**DATA PROVIDED**
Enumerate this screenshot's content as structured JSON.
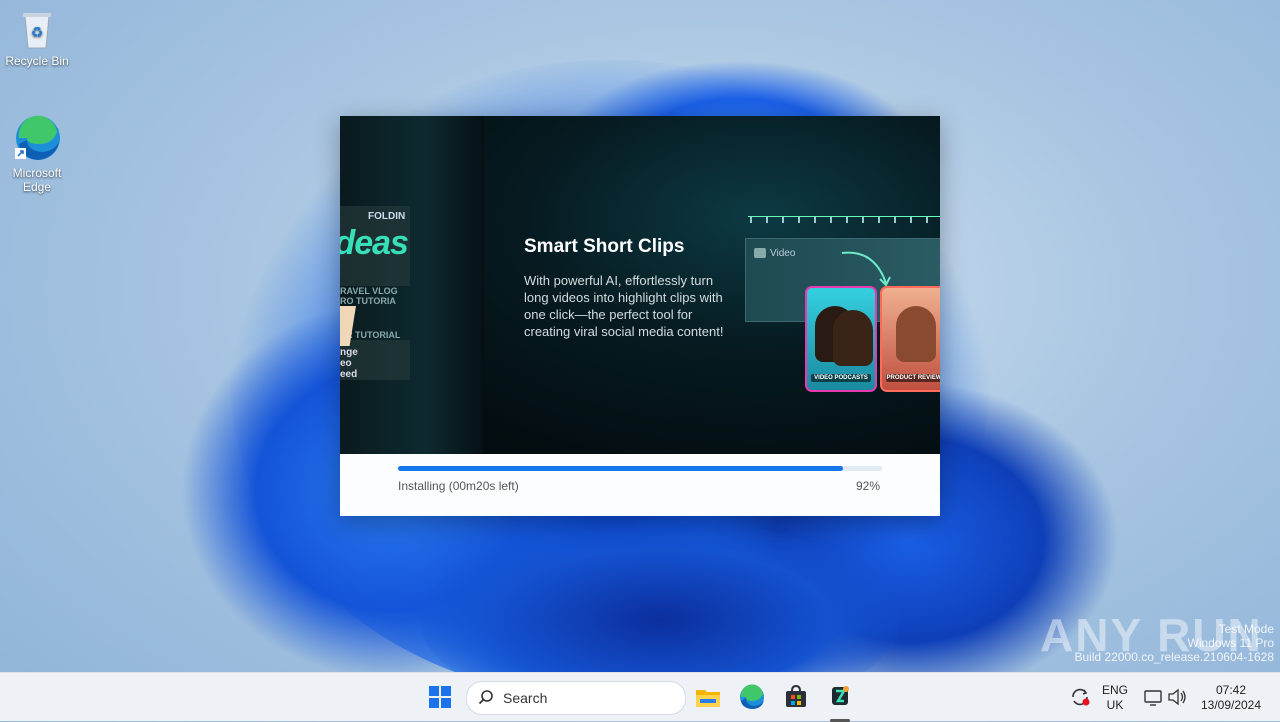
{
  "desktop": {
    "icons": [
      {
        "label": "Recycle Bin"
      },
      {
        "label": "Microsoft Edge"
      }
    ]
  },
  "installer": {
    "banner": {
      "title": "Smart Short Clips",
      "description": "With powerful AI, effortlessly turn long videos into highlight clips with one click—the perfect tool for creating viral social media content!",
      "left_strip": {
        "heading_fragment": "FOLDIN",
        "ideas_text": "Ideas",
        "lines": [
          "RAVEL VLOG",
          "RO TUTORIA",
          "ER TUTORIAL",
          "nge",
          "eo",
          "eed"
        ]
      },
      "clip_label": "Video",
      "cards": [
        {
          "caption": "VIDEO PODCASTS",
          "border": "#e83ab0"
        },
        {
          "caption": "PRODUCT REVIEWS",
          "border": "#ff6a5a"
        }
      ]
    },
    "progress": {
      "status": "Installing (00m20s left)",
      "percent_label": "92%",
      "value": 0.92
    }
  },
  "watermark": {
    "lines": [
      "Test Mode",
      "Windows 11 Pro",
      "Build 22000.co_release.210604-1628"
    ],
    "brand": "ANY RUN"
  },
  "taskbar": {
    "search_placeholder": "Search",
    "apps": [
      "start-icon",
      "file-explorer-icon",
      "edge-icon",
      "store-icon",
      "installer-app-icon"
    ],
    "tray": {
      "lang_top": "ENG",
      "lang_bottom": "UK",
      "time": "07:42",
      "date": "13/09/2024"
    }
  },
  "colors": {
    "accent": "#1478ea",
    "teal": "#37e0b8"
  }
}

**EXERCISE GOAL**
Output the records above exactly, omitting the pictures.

**EXERCISE OUTPUT**
Enumerate this screenshot's content as structured JSON.
{
  "desktop": {
    "icons": [
      {
        "label": "Recycle Bin"
      },
      {
        "label": "Microsoft Edge"
      }
    ]
  },
  "installer": {
    "banner": {
      "title": "Smart Short Clips",
      "description": "With powerful AI, effortlessly turn long videos into highlight clips with one click—the perfect tool for creating viral social media content!",
      "left_strip": {
        "heading_fragment": "FOLDIN",
        "ideas_text": "Ideas",
        "lines": [
          "RAVEL VLOG",
          "RO TUTORIA",
          "ER TUTORIAL",
          "nge",
          "eo",
          "eed"
        ]
      },
      "clip_label": "Video",
      "cards": [
        {
          "caption": "VIDEO PODCASTS",
          "border": "#e83ab0"
        },
        {
          "caption": "PRODUCT REVIEWS",
          "border": "#ff6a5a"
        }
      ]
    },
    "progress": {
      "status": "Installing (00m20s left)",
      "percent_label": "92%",
      "value": 0.92
    }
  },
  "watermark": {
    "lines": [
      "Test Mode",
      "Windows 11 Pro",
      "Build 22000.co_release.210604-1628"
    ],
    "brand": "ANY RUN"
  },
  "taskbar": {
    "search_placeholder": "Search",
    "apps": [
      "start-icon",
      "file-explorer-icon",
      "edge-icon",
      "store-icon",
      "installer-app-icon"
    ],
    "tray": {
      "lang_top": "ENG",
      "lang_bottom": "UK",
      "time": "07:42",
      "date": "13/09/2024"
    }
  },
  "colors": {
    "accent": "#1478ea",
    "teal": "#37e0b8"
  }
}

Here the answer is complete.